You can also use various window treatments if you want to hide these glass block windows in case you have a change of heart about them.
One of the most functional and visually pleasing window treatment you can incorporate could be roller shades and drapery panels. They don’t take up too much space, they look sleek and modern, and they blend in with any interior design.
7.Pair them with warm color schemes
This is ideal if your glass block windows catch the golden hour and can pour the golden lighting into your space.
Installing it in an area with warm color schemes will give the space an effortless glow, creating a warm light that can instantly brighten your mood—and make for a good photo location!
Make sure that the room has a cohesive warm-toned color palette so that it looks relaxing and visually alluring when the afternoon sunlight hits it.
Try incorporating Mediterranean elements and color schemes to truly make the room pop.
8. Pair With A Mosaic Wall
Glass block windows will balance out the visually stimulating look of mosaic walls that are often scene in bathrooms or kitchens.
The interior will not look outdated as long as you keep all the elements—including color—cohesive and harmonious. The glass block windows will also provide natural light into the area, giving it a natural glow without compromising privacy.
If you’re worried about the interior looking tacky but don’t want to sacrifice the mosaic wall concept, you can try incorporating neutral and natural colors into the mosaic.

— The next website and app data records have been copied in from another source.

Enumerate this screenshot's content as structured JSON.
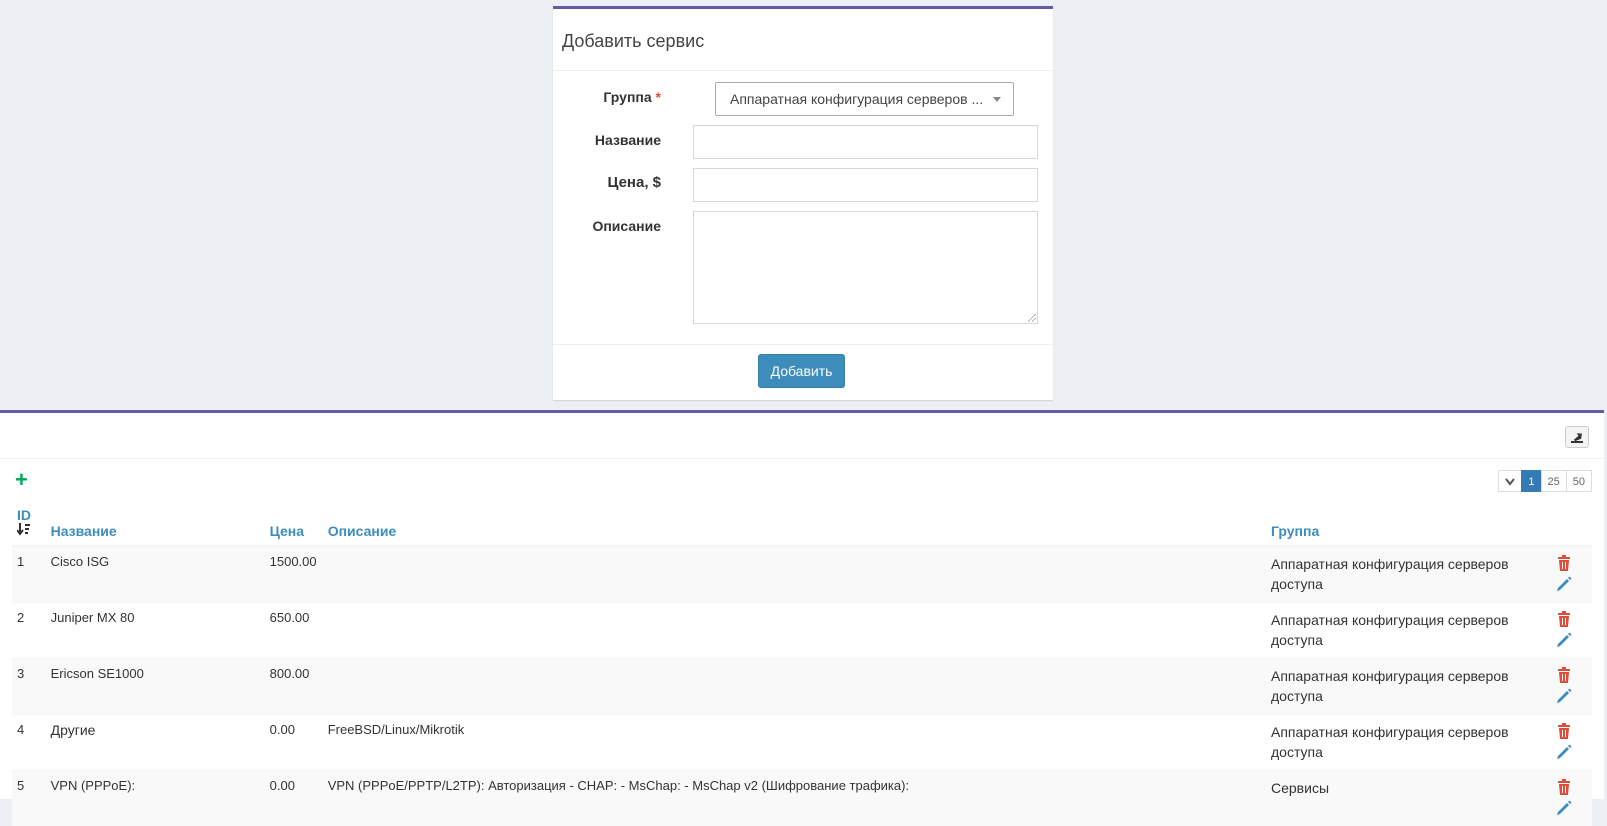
{
  "form": {
    "title": "Добавить сервис",
    "group_label": "Группа",
    "group_required": "*",
    "group_value": "Аппаратная конфигурация серверов ...",
    "name_label": "Название",
    "name_value": "",
    "price_label": "Цена, $",
    "price_value": "",
    "description_label": "Описание",
    "description_value": "",
    "submit_label": "Добавить"
  },
  "toolbar": {
    "add_icon": "plus-icon",
    "export_icon": "export-icon",
    "page_size_options": [
      "1",
      "25",
      "50"
    ],
    "active_page_size": "1"
  },
  "table": {
    "columns": {
      "id": "ID",
      "name": "Название",
      "price": "Цена",
      "description": "Описание",
      "group": "Группа"
    },
    "rows": [
      {
        "id": "1",
        "name": "Cisco ISG",
        "price": "1500.00",
        "description": "",
        "group": "Аппаратная конфигурация серверов доступа"
      },
      {
        "id": "2",
        "name": "Juniper MX 80",
        "price": "650.00",
        "description": "",
        "group": "Аппаратная конфигурация серверов доступа"
      },
      {
        "id": "3",
        "name": "Ericson SE1000",
        "price": "800.00",
        "description": "",
        "group": "Аппаратная конфигурация серверов доступа"
      },
      {
        "id": "4",
        "name": "Другие",
        "price": "0.00",
        "description": "FreeBSD/Linux/Mikrotik",
        "group": "Аппаратная конфигурация серверов доступа"
      },
      {
        "id": "5",
        "name": "VPN (PPPoE):",
        "price": "0.00",
        "description": "VPN (PPPoE/PPTP/L2TP): Авторизация - CHAP: - MsChap: - MsChap v2 (Шифрование трафика):",
        "group": "Сервисы"
      }
    ]
  },
  "colors": {
    "accent": "#605ca8",
    "primary": "#3c8dbc",
    "delete": "#dd4b39",
    "add": "#00a65a"
  }
}
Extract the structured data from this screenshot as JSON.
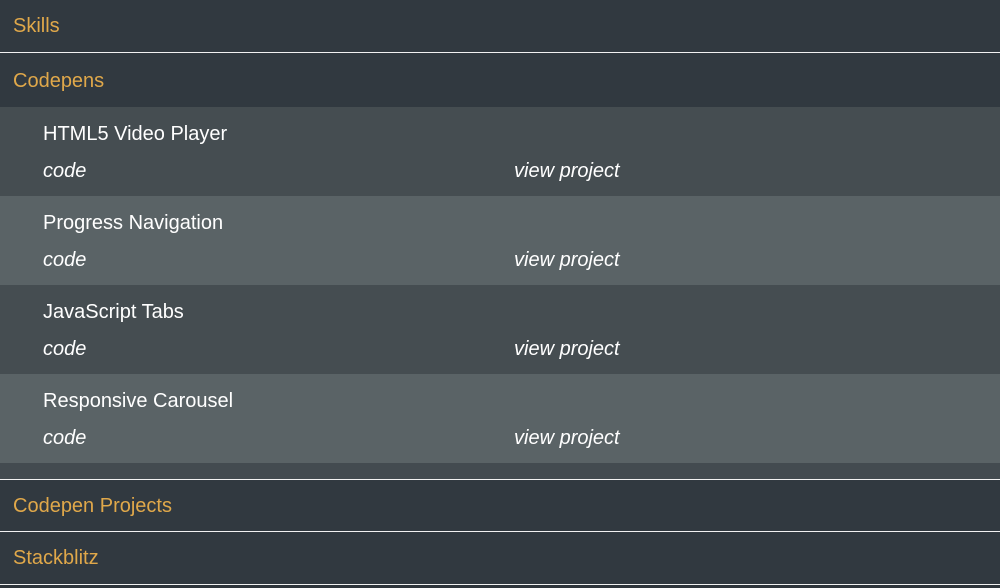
{
  "sections": [
    {
      "label": "Skills"
    },
    {
      "label": "Codepens"
    },
    {
      "label": "Codepen Projects"
    },
    {
      "label": "Stackblitz"
    }
  ],
  "codepens": {
    "items": [
      {
        "title": "HTML5 Video Player",
        "code_label": "code",
        "view_label": "view project"
      },
      {
        "title": "Progress Navigation",
        "code_label": "code",
        "view_label": "view project"
      },
      {
        "title": "JavaScript Tabs",
        "code_label": "code",
        "view_label": "view project"
      },
      {
        "title": "Responsive Carousel",
        "code_label": "code",
        "view_label": "view project"
      }
    ]
  },
  "colors": {
    "accent": "#e0a84a",
    "background": "#313940",
    "row_dark": "#454d51",
    "row_light": "#5a6366"
  }
}
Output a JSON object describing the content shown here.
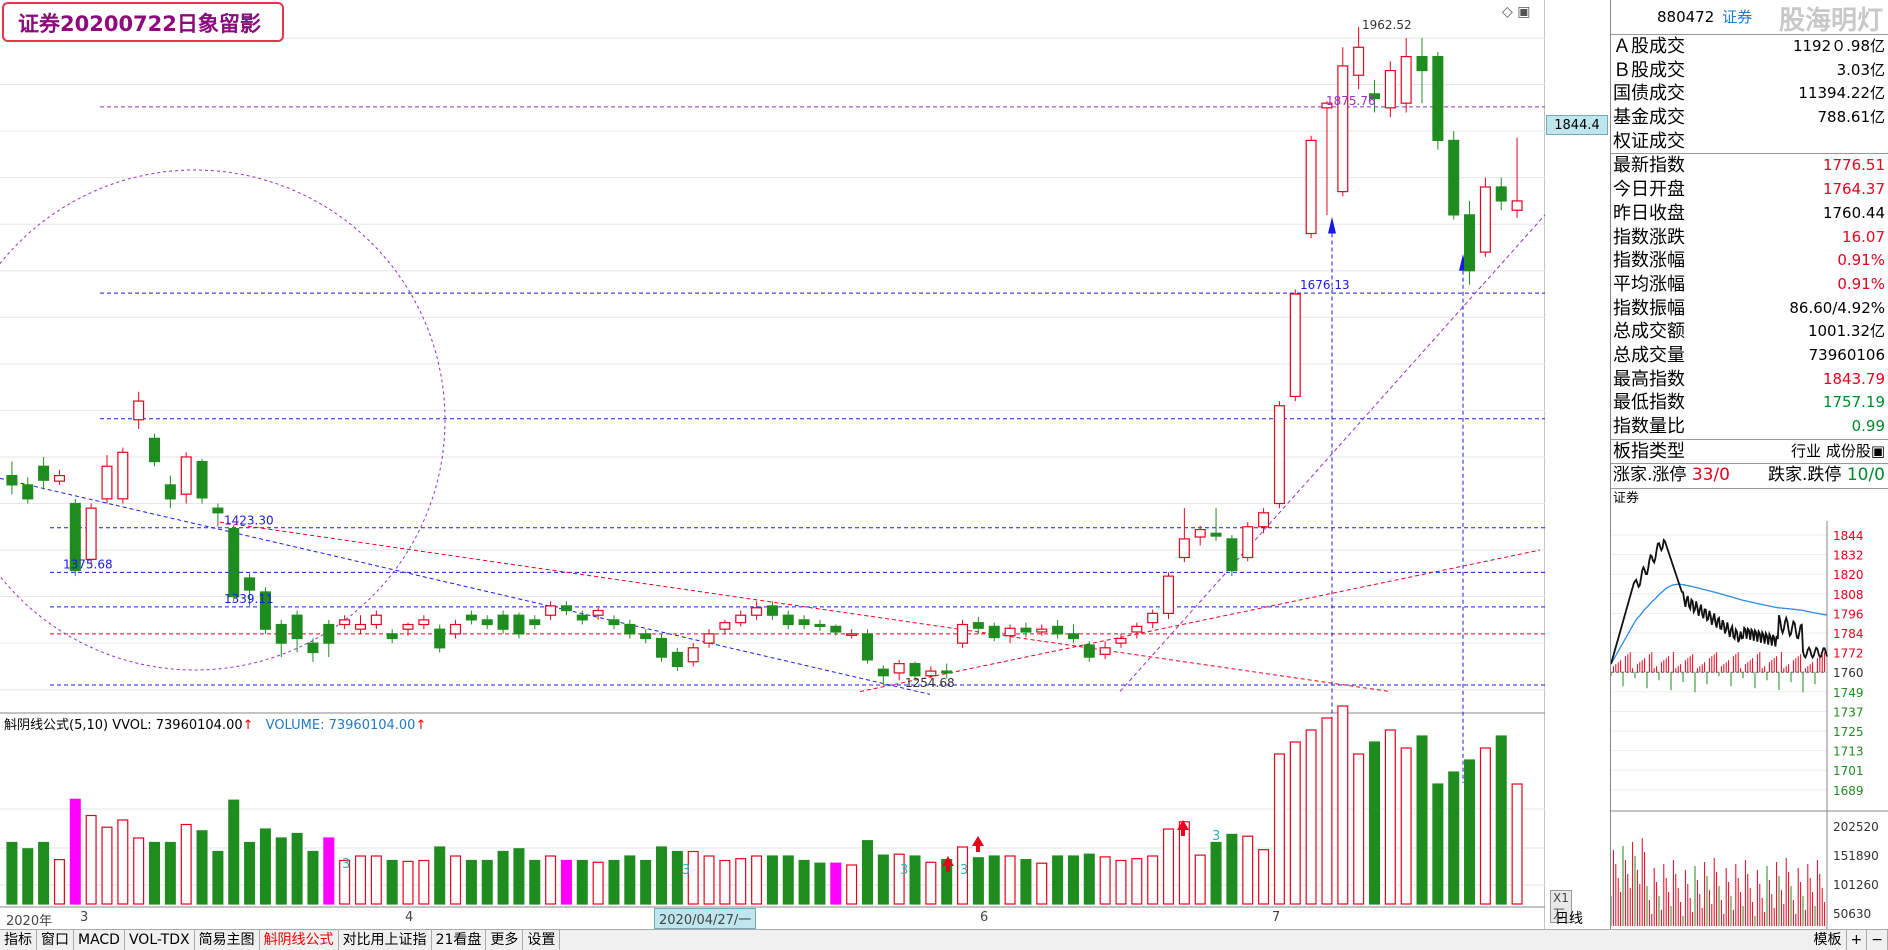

This will create a minimalist but textured look, especially when paired with glass block windows.
9.Play With Color Patterns
The good thing about glass block windows is that you have more agency over the design you want—and that includes the colors.
Unlike other framed glass enclosures, you can have some blocks colored differently other than clear white glass to create visual stimulation. This will also let you control the color of the light reflected inside the room.
The most popular colors are yellow, blue, and red, though yellow is more preferred aesthetically since it matches the color of the golden hour. Other color options will give the area an artistic flair.
10.Install In A Curved Wall
Add more visual appeal into a curved wall by installing glass block windows into it. If the curved wall is in a seating area, the space will feel more inviting and warm because of the natural light without compromising privacy.
Curved walls also have more space, so you can maximize the amount of light pouring in especially if you don’t have other windows in the room.
Installing glass block windows in a large curved wall can make the space feel mystical especially if you incorporate other colors into each block. It will almost resemble a stained glass window in a cathedral.
11.Place them side by side
If your walls aren’t curved but instead cut into different corners, you can install them side by side in any shape you like, although the most common is to have them in a rectangular shape that goes downward. This will create a more balanced look, and it will maximize the amount of light into the space.
Rectangular patterns aren’t the only way to go, though—you can also have round patterns on each side of the wall for a more unpredictable and visually alluring appeal. Just make sure you have other sources of natural light if you intend to do other shapes.
Glass black windows have had a bad reputation in interior design, with most people thinking they have gone way past their prime. However, they can be timeless fixtures especially if you know how to design a space that can work around these glass blocks.
They are too durable and functional to pass up on, so exploring ways to make them look more modern will be more beneficial to everyone.
If you enjoyed this article, check out “Does Roof Above Door Or Window Need Asphalt Shingles?” or “Should Storm Door Match Front Door Color?”